> _AIM OF THE EXERCISE_:
For each line in the material below that holds "Processing", copy that line.

*** Block opens ***

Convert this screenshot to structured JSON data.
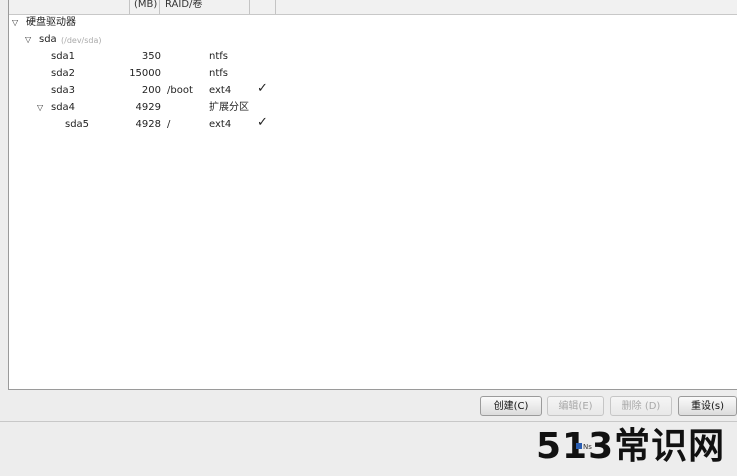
{
  "columns": {
    "size_tail": "(MB)",
    "raid_tail": "RAID/卷"
  },
  "tree": {
    "root_label": "硬盘驱动器",
    "disk": {
      "name": "sda",
      "path": "(/dev/sda)"
    },
    "partitions": [
      {
        "name": "sda1",
        "size": "350",
        "mount": "",
        "type": "ntfs",
        "format_checked": false
      },
      {
        "name": "sda2",
        "size": "15000",
        "mount": "",
        "type": "ntfs",
        "format_checked": false
      },
      {
        "name": "sda3",
        "size": "200",
        "mount": "/boot",
        "type": "ext4",
        "format_checked": true
      },
      {
        "name": "sda4",
        "size": "4929",
        "mount": "",
        "type": "扩展分区",
        "format_checked": false
      },
      {
        "name": "sda5",
        "size": "4928",
        "mount": "/",
        "type": "ext4",
        "format_checked": true
      }
    ],
    "check_glyph": "✓"
  },
  "buttons": {
    "create": "创建(C)",
    "edit": "编辑(E)",
    "delete": "删除 (D)",
    "reset": "重设(s)"
  },
  "watermark": {
    "text": "513常识网",
    "mini_text": "Ns"
  }
}
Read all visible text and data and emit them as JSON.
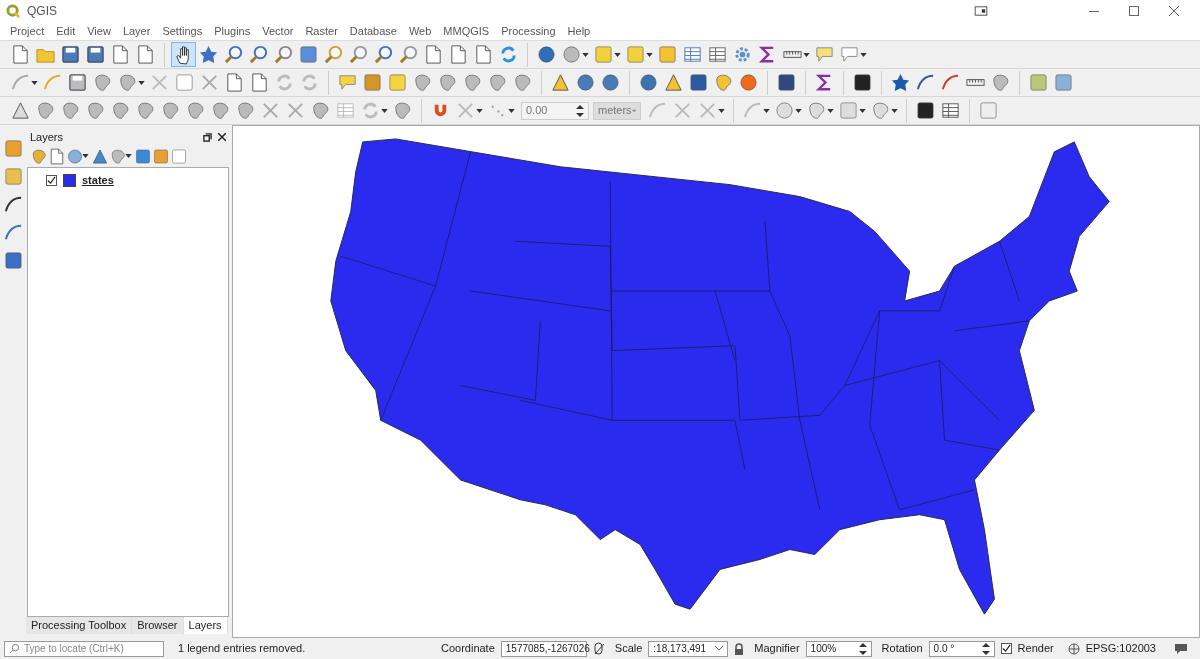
{
  "window": {
    "title": "QGIS"
  },
  "menu": [
    "Project",
    "Edit",
    "View",
    "Layer",
    "Settings",
    "Plugins",
    "Vector",
    "Raster",
    "Database",
    "Web",
    "MMQGIS",
    "Processing",
    "Help"
  ],
  "snapping": {
    "tolerance": "0.00",
    "units": "meters"
  },
  "layers_panel": {
    "title": "Layers",
    "layers": [
      {
        "name": "states",
        "checked": true,
        "color": "#2b2bef"
      }
    ]
  },
  "panel_tabs": [
    {
      "label": "Processing Toolbox",
      "selected": false
    },
    {
      "label": "Browser",
      "selected": false
    },
    {
      "label": "Layers",
      "selected": true
    }
  ],
  "status_bar": {
    "locate_placeholder": "Type to locate (Ctrl+K)",
    "message": "1 legend entries removed.",
    "coordinate_label": "Coordinate",
    "coordinate": "1577085,-1267026",
    "scale_label": "Scale",
    "scale": ":18,173,491",
    "magnifier_label": "Magnifier",
    "magnifier": "100%",
    "rotation_label": "Rotation",
    "rotation": "0.0 °",
    "render_label": "Render",
    "render_checked": true,
    "crs": "EPSG:102003"
  }
}
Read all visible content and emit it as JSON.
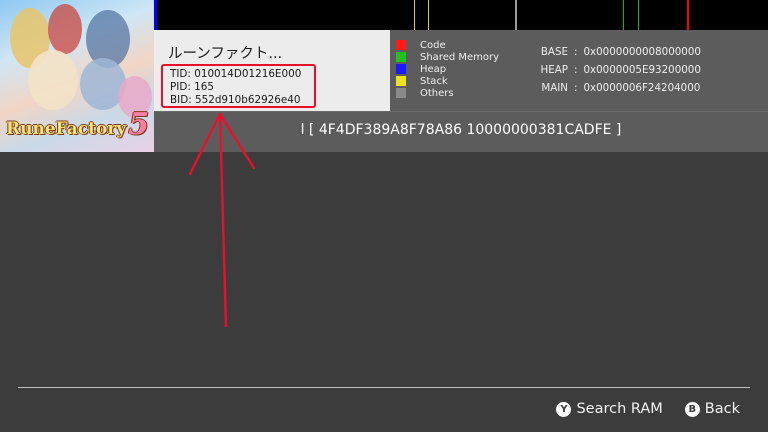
{
  "memory_bar_colors": {
    "code": "#ff0000",
    "heap": "#0000ff",
    "shared": "#00c000",
    "stack": "#e0d000",
    "other": "#808080"
  },
  "game": {
    "art_logo_text": "RuneFactory",
    "art_logo_num": "5",
    "title": "ルーンファクト...",
    "tid": "TID: 010014D01216E000",
    "pid": "PID: 165",
    "bid": "BID: 552d910b62926e40",
    "highlight_color": "#e8102a"
  },
  "legend": [
    {
      "label": "Code",
      "color": "#ff1a1a"
    },
    {
      "label": "Shared Memory",
      "color": "#1ec21e"
    },
    {
      "label": "Heap",
      "color": "#1a1aff"
    },
    {
      "label": "Stack",
      "color": "#f2e01a"
    },
    {
      "label": "Others",
      "color": "#8a8a8a"
    }
  ],
  "addresses": [
    {
      "label": "BASE",
      "value": "0x0000000008000000"
    },
    {
      "label": "HEAP",
      "value": "0x0000005E93200000"
    },
    {
      "label": "MAIN",
      "value": "0x0000006F24204000"
    }
  ],
  "hex_display": "l [ 4F4DF389A8F78A86 10000000381CADFE ]",
  "footer": {
    "search": {
      "glyph": "Y",
      "label": "Search RAM"
    },
    "back": {
      "glyph": "B",
      "label": "Back"
    }
  }
}
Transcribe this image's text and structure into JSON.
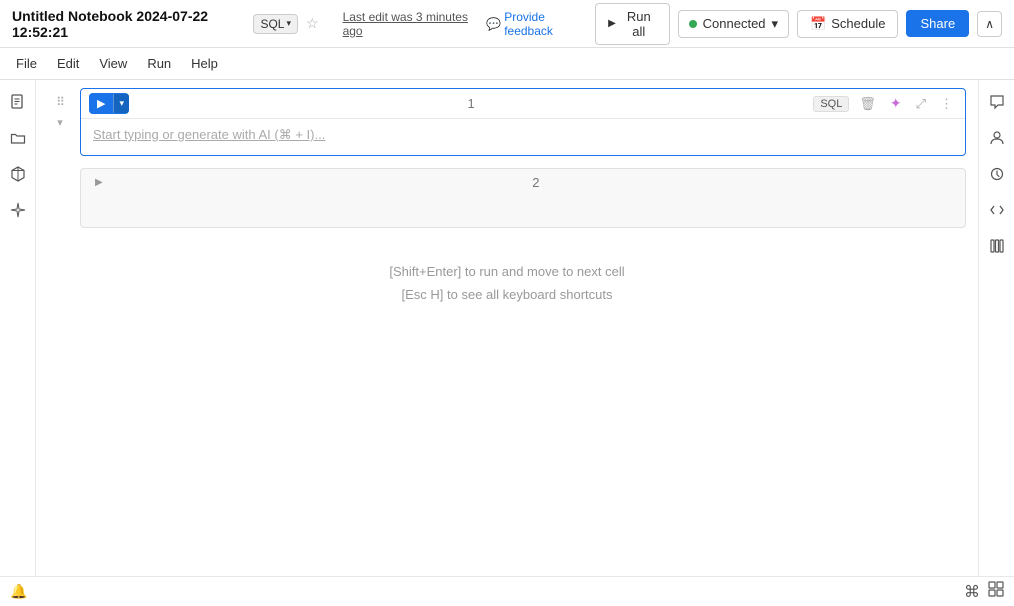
{
  "header": {
    "title": "Untitled Notebook 2024-07-22 12:52:21",
    "sql_badge": "SQL",
    "last_edit": "Last edit was 3 minutes ago",
    "provide_feedback": "Provide feedback",
    "run_all": "Run all",
    "connected": "Connected",
    "schedule": "Schedule",
    "share": "Share"
  },
  "menu": {
    "items": [
      "File",
      "Edit",
      "View",
      "Run",
      "Help"
    ]
  },
  "cells": [
    {
      "number": "1",
      "type": "SQL",
      "placeholder_main": "Start typing or ",
      "placeholder_link": "generate",
      "placeholder_end": " with AI (⌘ + I)...",
      "active": true
    },
    {
      "number": "2",
      "active": false
    }
  ],
  "hints": {
    "line1": "[Shift+Enter] to run and move to next cell",
    "line2": "[Esc H] to see all keyboard shortcuts"
  },
  "sidebar": {
    "left_icons": [
      "document",
      "folder",
      "package",
      "sparkle"
    ],
    "right_icons": [
      "chat",
      "person",
      "history",
      "code",
      "library"
    ]
  },
  "bottom": {
    "cmd_icon": "⌘",
    "grid_icon": "⊞"
  }
}
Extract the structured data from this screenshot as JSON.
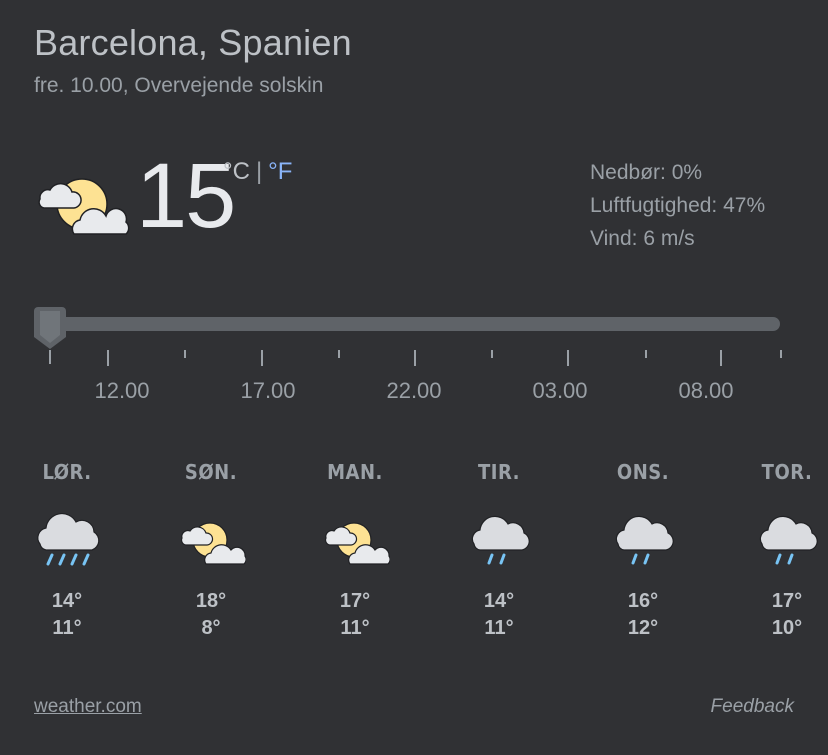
{
  "location": "Barcelona, Spanien",
  "subtitle": "fre. 10.00, Overvejende solskin",
  "current": {
    "icon": "partly-sunny-icon",
    "temperature": "15",
    "unit_c": "°C",
    "unit_sep": "|",
    "unit_f": "°F",
    "precipitation": "Nedbør: 0%",
    "humidity": "Luftfugtighed: 47%",
    "wind": "Vind: 6 m/s"
  },
  "timeline": {
    "labels": [
      "12.00",
      "17.00",
      "22.00",
      "03.00",
      "08.00"
    ],
    "position": 0
  },
  "forecast": [
    {
      "day": "LØR.",
      "icon": "rain-icon",
      "high": "14°",
      "low": "11°"
    },
    {
      "day": "SØN.",
      "icon": "partly-sunny-icon",
      "high": "18°",
      "low": "8°"
    },
    {
      "day": "MAN.",
      "icon": "partly-sunny-icon",
      "high": "17°",
      "low": "11°"
    },
    {
      "day": "TIR.",
      "icon": "showers-icon",
      "high": "14°",
      "low": "11°"
    },
    {
      "day": "ONS.",
      "icon": "showers-icon",
      "high": "16°",
      "low": "12°"
    },
    {
      "day": "TOR.",
      "icon": "showers-icon",
      "high": "17°",
      "low": "10°"
    }
  ],
  "footer": {
    "source": "weather.com",
    "feedback": "Feedback"
  },
  "colors": {
    "background": "#303134",
    "accent_link": "#8ab4f8",
    "sun": "#fde293",
    "cloud": "#dadce0",
    "rain": "#78c4f4"
  }
}
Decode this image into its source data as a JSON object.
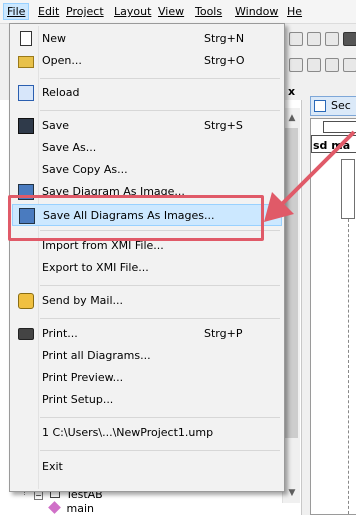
{
  "menubar": {
    "items": [
      {
        "label": "File",
        "mnemonic": "F"
      },
      {
        "label": "Edit",
        "mnemonic": "E"
      },
      {
        "label": "Project",
        "mnemonic": "P"
      },
      {
        "label": "Layout",
        "mnemonic": "L"
      },
      {
        "label": "View",
        "mnemonic": "V"
      },
      {
        "label": "Tools",
        "mnemonic": "T"
      },
      {
        "label": "Window",
        "mnemonic": "W"
      },
      {
        "label": "He",
        "mnemonic": "H"
      }
    ]
  },
  "file_menu": {
    "items": [
      {
        "label": "New",
        "shortcut": "Strg+N",
        "icon": "new-document-icon"
      },
      {
        "label": "Open...",
        "shortcut": "Strg+O",
        "icon": "open-folder-icon"
      },
      {
        "label": "Reload",
        "shortcut": "",
        "icon": "reload-icon"
      },
      {
        "label": "Save",
        "shortcut": "Strg+S",
        "icon": "save-disk-icon"
      },
      {
        "label": "Save As...",
        "shortcut": ""
      },
      {
        "label": "Save Copy As...",
        "shortcut": ""
      },
      {
        "label": "Save Diagram As Image...",
        "shortcut": "",
        "icon": "save-image-icon"
      },
      {
        "label": "Save All Diagrams As Images...",
        "shortcut": "",
        "icon": "save-all-images-icon",
        "highlighted": true
      },
      {
        "label": "Import from XMI File...",
        "shortcut": ""
      },
      {
        "label": "Export to XMI File...",
        "shortcut": ""
      },
      {
        "label": "Send by Mail...",
        "shortcut": "",
        "icon": "mail-icon"
      },
      {
        "label": "Print...",
        "shortcut": "Strg+P",
        "icon": "printer-icon"
      },
      {
        "label": "Print all Diagrams...",
        "shortcut": ""
      },
      {
        "label": "Print Preview...",
        "shortcut": ""
      },
      {
        "label": "Print Setup...",
        "shortcut": ""
      },
      {
        "label": "1 C:\\Users\\...\\NewProject1.ump",
        "shortcut": ""
      },
      {
        "label": "Exit",
        "shortcut": ""
      }
    ]
  },
  "tree": {
    "items": [
      {
        "label": "TestAB"
      },
      {
        "label": "main"
      }
    ]
  },
  "diagram": {
    "tab_label": "Sec",
    "frame_label": "sd ma"
  },
  "panel": {
    "pin_glyph": "ᵖ",
    "close_glyph": "x"
  },
  "colors": {
    "highlight_bg": "#cce8ff",
    "highlight_border": "#99d1ff",
    "callout": "#e05a68"
  }
}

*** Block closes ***

> _EXPECTED OUTPUT_:
    "Processing",
      "label": "Processing Toolbox",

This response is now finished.